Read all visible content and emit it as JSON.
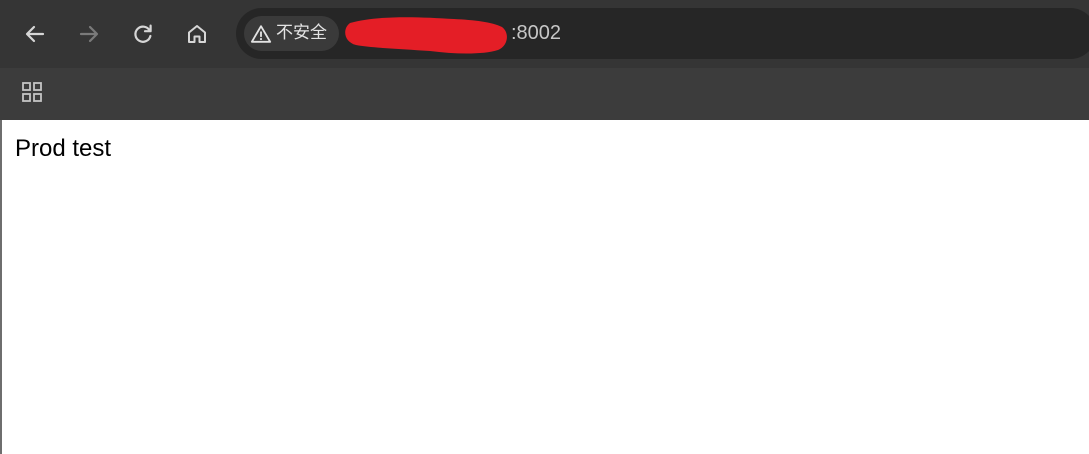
{
  "toolbar": {
    "back_tooltip": "Back",
    "forward_tooltip": "Forward",
    "reload_tooltip": "Reload",
    "home_tooltip": "Home",
    "back_icon": "arrow-left-icon",
    "forward_icon": "arrow-right-icon",
    "reload_icon": "reload-icon",
    "home_icon": "home-icon",
    "forward_enabled": false
  },
  "omnibox": {
    "security_label": "不安全",
    "security_icon": "warning-triangle-icon",
    "url_visible": ":8002",
    "url_redacted": true
  },
  "bookmarks": {
    "apps_tooltip": "Apps",
    "apps_icon": "apps-grid-icon"
  },
  "page": {
    "text": "Prod test"
  },
  "colors": {
    "toolbar_bg": "#353535",
    "bookmarks_bg": "#3c3c3c",
    "omnibox_bg": "#262626",
    "redaction": "#e41e26",
    "page_bg": "#ffffff"
  }
}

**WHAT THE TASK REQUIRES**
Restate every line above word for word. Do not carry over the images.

**PROBLEM SOLUTION**
Read all visible content and emit it as JSON.
{
  "toolbar": {
    "back_tooltip": "Back",
    "forward_tooltip": "Forward",
    "reload_tooltip": "Reload",
    "home_tooltip": "Home",
    "back_icon": "arrow-left-icon",
    "forward_icon": "arrow-right-icon",
    "reload_icon": "reload-icon",
    "home_icon": "home-icon",
    "forward_enabled": false
  },
  "omnibox": {
    "security_label": "不安全",
    "security_icon": "warning-triangle-icon",
    "url_visible": ":8002",
    "url_redacted": true
  },
  "bookmarks": {
    "apps_tooltip": "Apps",
    "apps_icon": "apps-grid-icon"
  },
  "page": {
    "text": "Prod test"
  },
  "colors": {
    "toolbar_bg": "#353535",
    "bookmarks_bg": "#3c3c3c",
    "omnibox_bg": "#262626",
    "redaction": "#e41e26",
    "page_bg": "#ffffff"
  }
}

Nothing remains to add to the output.